* _TASK TO COMPLETE_: Restate all data exactly. No images.

* _INPUT DATA_:
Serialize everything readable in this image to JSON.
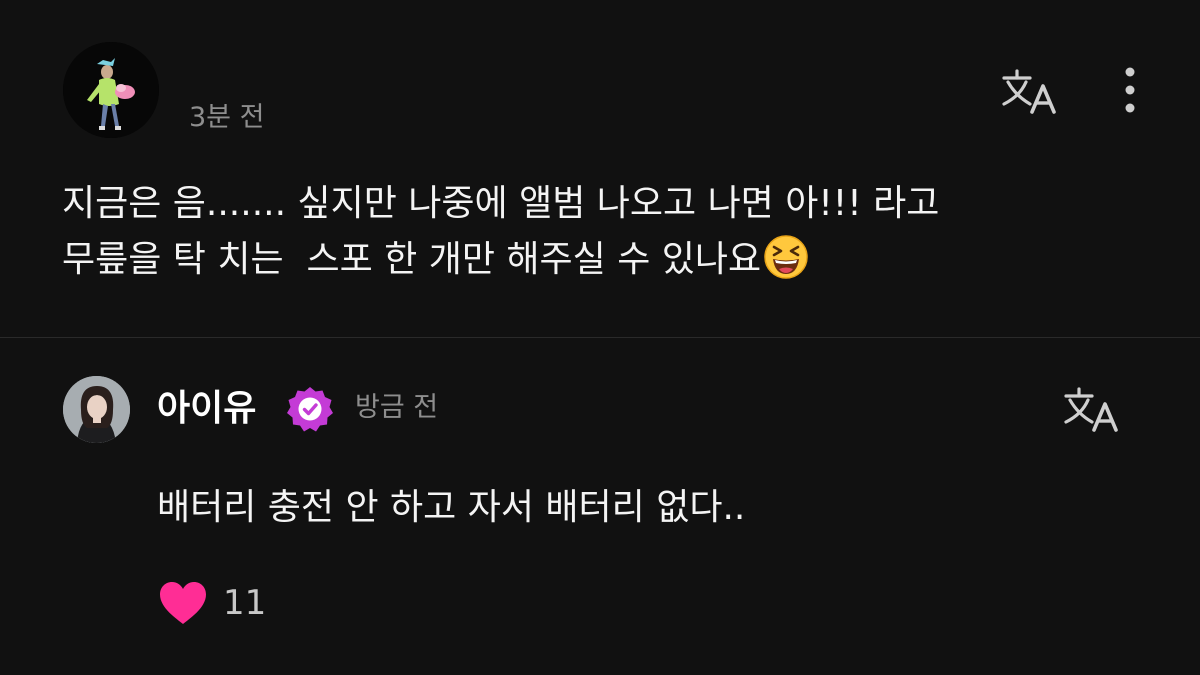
{
  "comment": {
    "time": "3분 전",
    "text_line1": "지금은 음....... 싶지만 나중에 앨범 나오고 나면 아!!! 라고",
    "text_line2": "무릎을 탁 치는  스포 한 개만 해주실 수 있나요",
    "emoji": "laughing-face-emoji",
    "icons": [
      "translate-icon",
      "more-vertical-icon"
    ]
  },
  "reply": {
    "author": "아이유",
    "verified": true,
    "time": "방금 전",
    "text": "배터리 충전 안 하고 자서 배터리 없다..",
    "likes": "11",
    "icons": [
      "verified-badge-icon",
      "translate-icon",
      "heart-icon"
    ]
  },
  "colors": {
    "background": "#111111",
    "text": "#f4f4f4",
    "muted": "#8e8e8e",
    "verified": "#c43bd6",
    "heart": "#ff2d95"
  }
}
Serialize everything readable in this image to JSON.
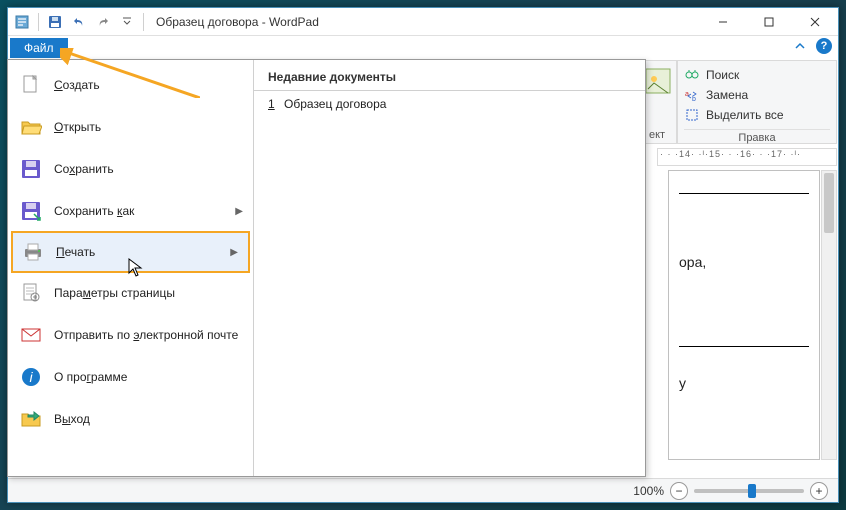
{
  "title": "Образец договора - WordPad",
  "file_tab": "Файл",
  "qat": {
    "save": "disk-icon",
    "undo": "undo-icon",
    "redo": "redo-icon"
  },
  "file_menu": {
    "items": [
      {
        "label_html": "<u>С</u>оздать",
        "icon": "new-icon"
      },
      {
        "label_html": "<u>О</u>ткрыть",
        "icon": "open-icon"
      },
      {
        "label_html": "Со<u>х</u>ранить",
        "icon": "save-icon"
      },
      {
        "label_html": "Сохранить <u>к</u>ак",
        "icon": "saveas-icon",
        "has_arrow": true
      },
      {
        "label_html": "<u>П</u>ечать",
        "icon": "print-icon",
        "has_arrow": true,
        "highlighted": true
      },
      {
        "label_html": "Пара<u>м</u>етры страницы",
        "icon": "pagesetup-icon"
      },
      {
        "label_html": "Отправить по <u>э</u>лектронной почте",
        "icon": "email-icon"
      },
      {
        "label_html": "О про<u>г</u>рамме",
        "icon": "about-icon"
      },
      {
        "label_html": "В<u>ы</u>ход",
        "icon": "exit-icon"
      }
    ],
    "recent_header": "Недавние документы",
    "recent": [
      {
        "num": "1",
        "label": "Образец договора"
      }
    ]
  },
  "editing": {
    "find": "Поиск",
    "replace": "Замена",
    "select_all": "Выделить все",
    "group_label": "Правка",
    "peek_label": "ект"
  },
  "ruler_text": "· · ·14· ·ᴵ·15· · ·16· · ·17· ·ᴵ·",
  "doc": {
    "frag1": "ора,",
    "frag2": "у"
  },
  "zoom": {
    "percent": "100%"
  }
}
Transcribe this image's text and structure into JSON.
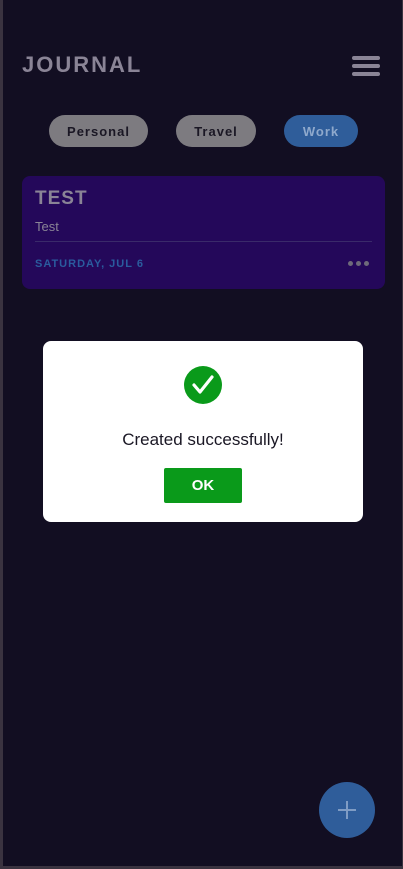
{
  "header": {
    "title": "JOURNAL",
    "menu_icon": "hamburger-menu-icon"
  },
  "filters": [
    {
      "label": "Personal",
      "selected": false
    },
    {
      "label": "Travel",
      "selected": false
    },
    {
      "label": "Work",
      "selected": true
    }
  ],
  "entries": [
    {
      "title": "TEST",
      "body": "Test",
      "date": "SATURDAY, JUL 6",
      "more_icon": "more-horizontal-icon"
    }
  ],
  "fab": {
    "icon": "plus-icon"
  },
  "dialog": {
    "icon": "check-circle-icon",
    "message": "Created successfully!",
    "ok_label": "OK"
  },
  "colors": {
    "background": "#120e22",
    "card": "#24085a",
    "accent": "#2f5d9a",
    "success": "#0a9a1a"
  }
}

* _ANSWER TO THE EXERCISE_:
Serialize everything readable in this image to JSON.
{
  "comment": {
    "time": "3분 전",
    "text_line1": "지금은 음....... 싶지만 나중에 앨범 나오고 나면 아!!! 라고",
    "text_line2": "무릎을 탁 치는  스포 한 개만 해주실 수 있나요",
    "emoji": "laughing-face-emoji",
    "icons": [
      "translate-icon",
      "more-vertical-icon"
    ]
  },
  "reply": {
    "author": "아이유",
    "verified": true,
    "time": "방금 전",
    "text": "배터리 충전 안 하고 자서 배터리 없다..",
    "likes": "11",
    "icons": [
      "verified-badge-icon",
      "translate-icon",
      "heart-icon"
    ]
  },
  "colors": {
    "background": "#111111",
    "text": "#f4f4f4",
    "muted": "#8e8e8e",
    "verified": "#c43bd6",
    "heart": "#ff2d95"
  }
}
Serialize everything readable in this image to JSON.
{
  "title": "Образец договора - WordPad",
  "file_tab": "Файл",
  "qat": {
    "save": "disk-icon",
    "undo": "undo-icon",
    "redo": "redo-icon"
  },
  "file_menu": {
    "items": [
      {
        "label_html": "<u>С</u>оздать",
        "icon": "new-icon"
      },
      {
        "label_html": "<u>О</u>ткрыть",
        "icon": "open-icon"
      },
      {
        "label_html": "Со<u>х</u>ранить",
        "icon": "save-icon"
      },
      {
        "label_html": "Сохранить <u>к</u>ак",
        "icon": "saveas-icon",
        "has_arrow": true
      },
      {
        "label_html": "<u>П</u>ечать",
        "icon": "print-icon",
        "has_arrow": true,
        "highlighted": true
      },
      {
        "label_html": "Пара<u>м</u>етры страницы",
        "icon": "pagesetup-icon"
      },
      {
        "label_html": "Отправить по <u>э</u>лектронной почте",
        "icon": "email-icon"
      },
      {
        "label_html": "О про<u>г</u>рамме",
        "icon": "about-icon"
      },
      {
        "label_html": "В<u>ы</u>ход",
        "icon": "exit-icon"
      }
    ],
    "recent_header": "Недавние документы",
    "recent": [
      {
        "num": "1",
        "label": "Образец договора"
      }
    ]
  },
  "editing": {
    "find": "Поиск",
    "replace": "Замена",
    "select_all": "Выделить все",
    "group_label": "Правка",
    "peek_label": "ект"
  },
  "ruler_text": "· · ·14· ·ᴵ·15· · ·16· · ·17· ·ᴵ·",
  "doc": {
    "frag1": "ора,",
    "frag2": "у"
  },
  "zoom": {
    "percent": "100%"
  }
}
Transcribe this image's text and structure into JSON.
{
  "header": {
    "title": "JOURNAL",
    "menu_icon": "hamburger-menu-icon"
  },
  "filters": [
    {
      "label": "Personal",
      "selected": false
    },
    {
      "label": "Travel",
      "selected": false
    },
    {
      "label": "Work",
      "selected": true
    }
  ],
  "entries": [
    {
      "title": "TEST",
      "body": "Test",
      "date": "SATURDAY, JUL 6",
      "more_icon": "more-horizontal-icon"
    }
  ],
  "fab": {
    "icon": "plus-icon"
  },
  "dialog": {
    "icon": "check-circle-icon",
    "message": "Created successfully!",
    "ok_label": "OK"
  },
  "colors": {
    "background": "#120e22",
    "card": "#24085a",
    "accent": "#2f5d9a",
    "success": "#0a9a1a"
  }
}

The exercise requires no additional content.